- _TO DO_
Retype the data below verbatim; pictures do not belong in the copy.

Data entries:
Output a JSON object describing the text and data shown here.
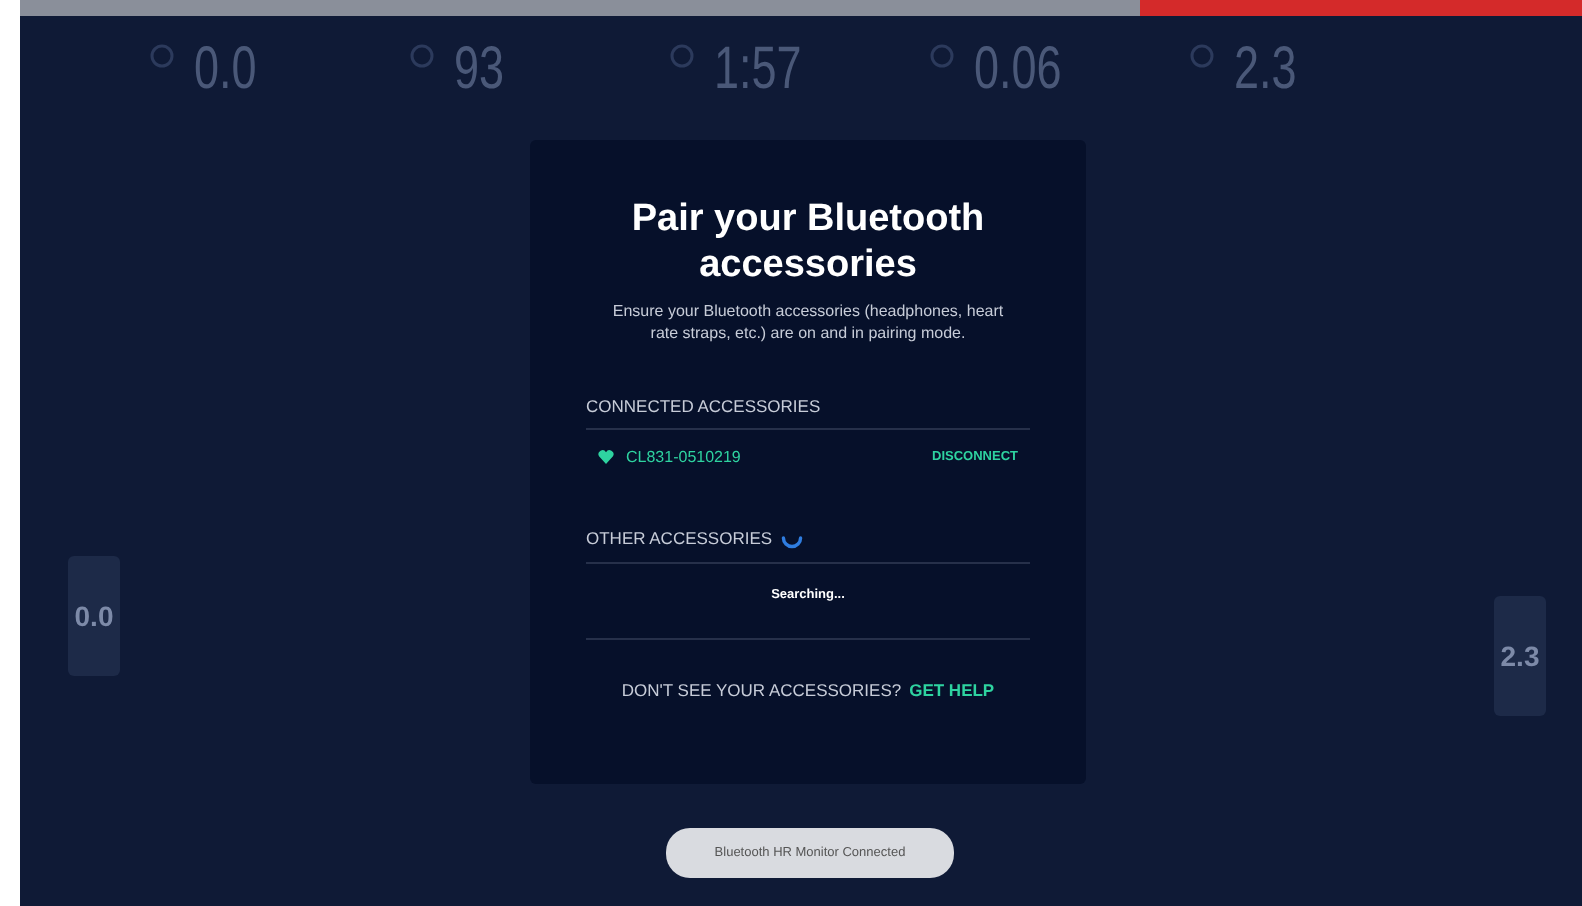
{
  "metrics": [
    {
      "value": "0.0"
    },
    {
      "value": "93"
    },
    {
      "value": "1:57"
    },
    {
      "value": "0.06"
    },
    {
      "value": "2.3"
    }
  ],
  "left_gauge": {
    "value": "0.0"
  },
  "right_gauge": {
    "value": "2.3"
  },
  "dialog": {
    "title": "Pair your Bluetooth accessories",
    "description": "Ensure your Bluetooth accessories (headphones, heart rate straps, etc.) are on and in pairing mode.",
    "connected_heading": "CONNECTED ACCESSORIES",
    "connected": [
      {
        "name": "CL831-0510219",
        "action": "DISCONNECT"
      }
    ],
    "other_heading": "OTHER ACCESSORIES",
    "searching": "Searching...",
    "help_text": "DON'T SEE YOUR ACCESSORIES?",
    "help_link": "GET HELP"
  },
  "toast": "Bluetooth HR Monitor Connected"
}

- _SOLUTION TO THIS PROBLEM_
Output a JSON object describing the text and data shown here.
{
  "metrics": [
    {
      "value": "0.0"
    },
    {
      "value": "93"
    },
    {
      "value": "1:57"
    },
    {
      "value": "0.06"
    },
    {
      "value": "2.3"
    }
  ],
  "left_gauge": {
    "value": "0.0"
  },
  "right_gauge": {
    "value": "2.3"
  },
  "dialog": {
    "title": "Pair your Bluetooth accessories",
    "description": "Ensure your Bluetooth accessories (headphones, heart rate straps, etc.) are on and in pairing mode.",
    "connected_heading": "CONNECTED ACCESSORIES",
    "connected": [
      {
        "name": "CL831-0510219",
        "action": "DISCONNECT"
      }
    ],
    "other_heading": "OTHER ACCESSORIES",
    "searching": "Searching...",
    "help_text": "DON'T SEE YOUR ACCESSORIES?",
    "help_link": "GET HELP"
  },
  "toast": "Bluetooth HR Monitor Connected"
}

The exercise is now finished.